** The problem **
Filter this listing down to the lines that contain the word "title", and copy them.

** Data **
——

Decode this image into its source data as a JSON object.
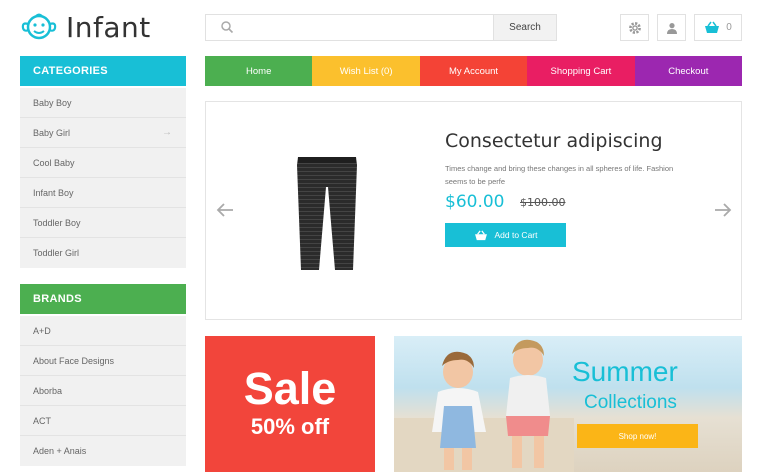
{
  "brand": {
    "name": "Infant",
    "color": "#18bfd6"
  },
  "search": {
    "placeholder": "",
    "button_label": "Search"
  },
  "header": {
    "cart_count": "0",
    "settings_icon": "gear-icon",
    "account_icon": "user-icon",
    "cart_icon": "basket-icon"
  },
  "nav": {
    "tabs": [
      {
        "label": "Home",
        "color": "#4caf50"
      },
      {
        "label": "Wish List (0)",
        "color": "#fbc02d"
      },
      {
        "label": "My Account",
        "color": "#f44336"
      },
      {
        "label": "Shopping Cart",
        "color": "#e91e63"
      },
      {
        "label": "Checkout",
        "color": "#9c27b0"
      }
    ]
  },
  "categories": {
    "title": "CATEGORIES",
    "color": "#18bfd6",
    "items": [
      "Baby Boy",
      "Baby Girl",
      "Cool Baby",
      "Infant Boy",
      "Toddler Boy",
      "Toddler Girl"
    ]
  },
  "brands": {
    "title": "BRANDS",
    "color": "#4caf50",
    "items": [
      "A+D",
      "About Face Designs",
      "Aborba",
      "ACT",
      "Aden + Anais"
    ]
  },
  "slider": {
    "title": "Consectetur adipiscing",
    "description": "Times change and bring these changes in all spheres of life. Fashion seems to be perfe",
    "price": "$60.00",
    "old_price": "$100.00",
    "add_to_cart": "Add to Cart"
  },
  "banners": {
    "sale": {
      "line1": "Sale",
      "line2": "50% off",
      "color": "#f2453b"
    },
    "summer": {
      "line1": "Summer",
      "line2": "Collections",
      "button": "Shop now!",
      "button_color": "#fbb517"
    }
  }
}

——

** Solution to this problem **
    "title": "CATEGORIES",
    "title": "BRANDS",
    "title": "Consectetur adipiscing",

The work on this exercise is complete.